So my plans to write weekly have gone a bit awry in September with a home remodeling project that expanded. I’m back and now on the road for a week in upstate New York, following parts of the New York State Network to Freedom—Underground Railroad. This trip was precipitated by a visit to see my good friend, Jennifer Strychasz, in Kingston, Ontario, and an invitation to speak at Colgate University in Hamilton, New York, on October 2. I continue to obsess over Harriet Tubman and her remarkable efforts to lead family and friends from the Eastern Shore of Maryland to upstate New York then onto St. Catharines, Ontario. I am amazed that she traveled nearly 800 miles by foot, boat, wagon, and train. A truly astonishing feat! I truly can’t complain from the confines of my air-conditioned car.
On Thursday evening, September 26, I arrived in Albany and had the opportunity for a tour of the Stephen and Harriet Myers Residence. The co-founders, Paul and Mary Liz Stewart, have done a remarkable job of spearheading the effort to restore the house and have run public programs from the house for twenty years including teen summer art programs. For me, their efforts exemplify community and civic engagement at its best. They are dedicated to making history meaningful in the present, and bringing it forward for school-aged youth. The Stewarts also manage the Underground Railroad History Project, another means by which they bring the history the Underground Railroad in upstate New York to the public.

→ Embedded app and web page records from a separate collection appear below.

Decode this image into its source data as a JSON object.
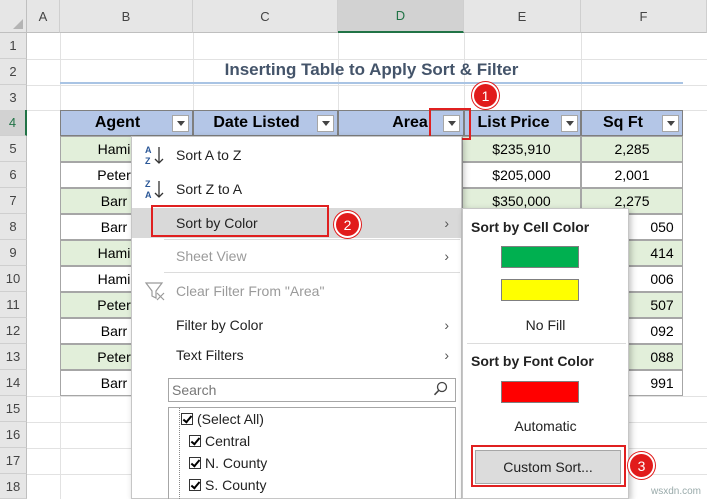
{
  "columns": [
    "A",
    "B",
    "C",
    "D",
    "E",
    "F"
  ],
  "rows": [
    "1",
    "2",
    "3",
    "4",
    "5",
    "6",
    "7",
    "8",
    "9",
    "10",
    "11",
    "12",
    "13",
    "14",
    "15",
    "16",
    "17",
    "18"
  ],
  "title": "Inserting Table to Apply Sort & Filter",
  "table": {
    "headers": [
      "Agent",
      "Date Listed",
      "Area",
      "List Price",
      "Sq Ft"
    ],
    "agent_col": [
      "Hami",
      "Peter",
      "Barr",
      "Barr",
      "Hami",
      "Hami",
      "Peter",
      "Barr",
      "Peter",
      "Barr"
    ],
    "price_col": [
      "$235,910",
      "$205,000",
      "$350,000"
    ],
    "sqft_col": [
      "2,285",
      "2,001",
      "2,275",
      "050",
      "414",
      "006",
      "507",
      "092",
      "088",
      "991"
    ]
  },
  "menu": {
    "sort_az": "Sort A to Z",
    "sort_za": "Sort Z to A",
    "sort_by_color": "Sort by Color",
    "sheet_view": "Sheet View",
    "clear_filter": "Clear Filter From \"Area\"",
    "filter_by_color": "Filter by Color",
    "text_filters": "Text Filters",
    "search_placeholder": "Search",
    "list_items": [
      "(Select All)",
      "Central",
      "N. County",
      "S. County"
    ]
  },
  "submenu": {
    "cell_color_heading": "Sort by Cell Color",
    "no_fill": "No Fill",
    "font_color_heading": "Sort by Font Color",
    "automatic": "Automatic",
    "custom_sort": "Custom Sort...",
    "cell_colors": [
      "#00b050",
      "#ffff00"
    ],
    "font_color": "#ff0000"
  },
  "badges": [
    "1",
    "2",
    "3"
  ],
  "watermark": "wsxdn.com"
}
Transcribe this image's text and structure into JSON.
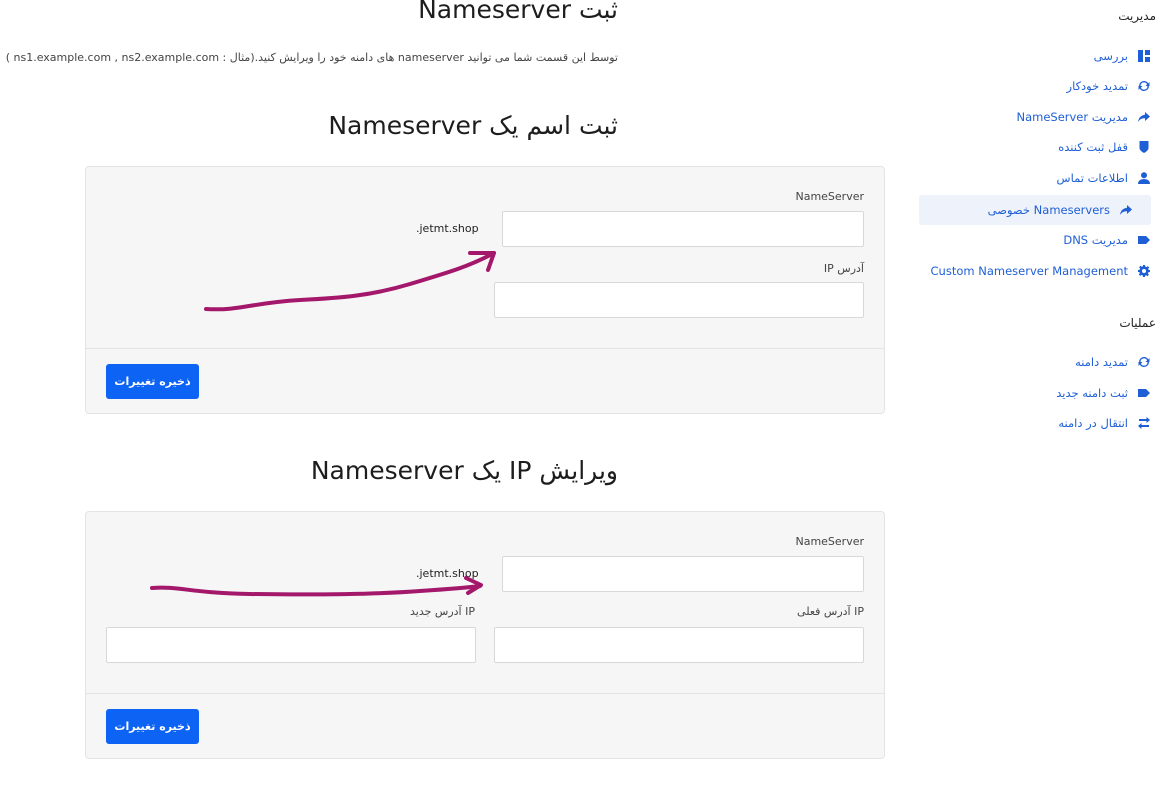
{
  "sidebar": {
    "manage_heading": "مدیریت",
    "manage_items": [
      {
        "label": "بررسی",
        "icon": "dashboard-icon"
      },
      {
        "label": "تمدید خودکار",
        "icon": "refresh-icon"
      },
      {
        "label": "مدیریت NameServer",
        "icon": "share-arrow-icon"
      },
      {
        "label": "قفل ثبت کننده",
        "icon": "shield-icon"
      },
      {
        "label": "اطلاعات تماس",
        "icon": "user-icon"
      },
      {
        "label": "Nameservers خصوصی",
        "icon": "share-arrow-icon"
      },
      {
        "label": "مدیریت DNS",
        "icon": "tag-icon"
      },
      {
        "label": "Custom Nameserver Management",
        "icon": "gear-icon"
      }
    ],
    "ops_heading": "عملیات",
    "ops_items": [
      {
        "label": "تمدید دامنه",
        "icon": "refresh-icon"
      },
      {
        "label": "ثبت دامنه جدید",
        "icon": "tag-icon"
      },
      {
        "label": "انتقال در دامنه",
        "icon": "transfer-icon"
      }
    ],
    "active_index": 5
  },
  "main": {
    "page_title": "ثبت Nameserver",
    "description": "توسط این قسمت شما می توانید nameserver های دامنه خود را ویرایش کنید.(مثال : ns1.example.com , ns2.example.com )",
    "register": {
      "title": "ثبت اسم یک Nameserver",
      "ns_label": "NameServer",
      "ns_value": "",
      "suffix": ".jetmt.shop",
      "ip_label": "آدرس IP",
      "ip_value": "",
      "save_label": "ذخیره تغییرات"
    },
    "modify": {
      "title": "ویرایش IP یک Nameserver",
      "ns_label": "NameServer",
      "ns_value": "",
      "suffix": ".jetmt.shop",
      "current_ip_label": "IP آدرس فعلی",
      "current_ip_value": "",
      "new_ip_label": "IP آدرس جدید",
      "new_ip_value": "",
      "save_label": "ذخیره تغییرات"
    }
  },
  "colors": {
    "accent": "#0d63f3",
    "link": "#1e5fd6",
    "annotation": "#a3186a"
  }
}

Stephen and Harriet Meyers were prominent leaders of the Underground Railroad in Albany during the 1850s. Harriet Tubman came through their home on her travels through the state, and received invaluable assistance from them. Through the interior of the house, the Stewarts promote not only the telling of the life histories of the Meyers but the walls are lined with murals created by local teenagers that connect the past to the present. On two lots adjacent to the property, students created two gardens in honor of members of the community: Stephen Nelson Foster and Dr. Thomas Elkins.. After my visit, I am reminded that it is often dedicated individuals in local communities who insist that difficult histories should not be forgotten and should be included in the larger narrative of state and national histories.
Stay tuned as I blog about monuments and sites in Schenectady, Lewiston, Rochester, and Auburn as well as St. Catharines, Ontario.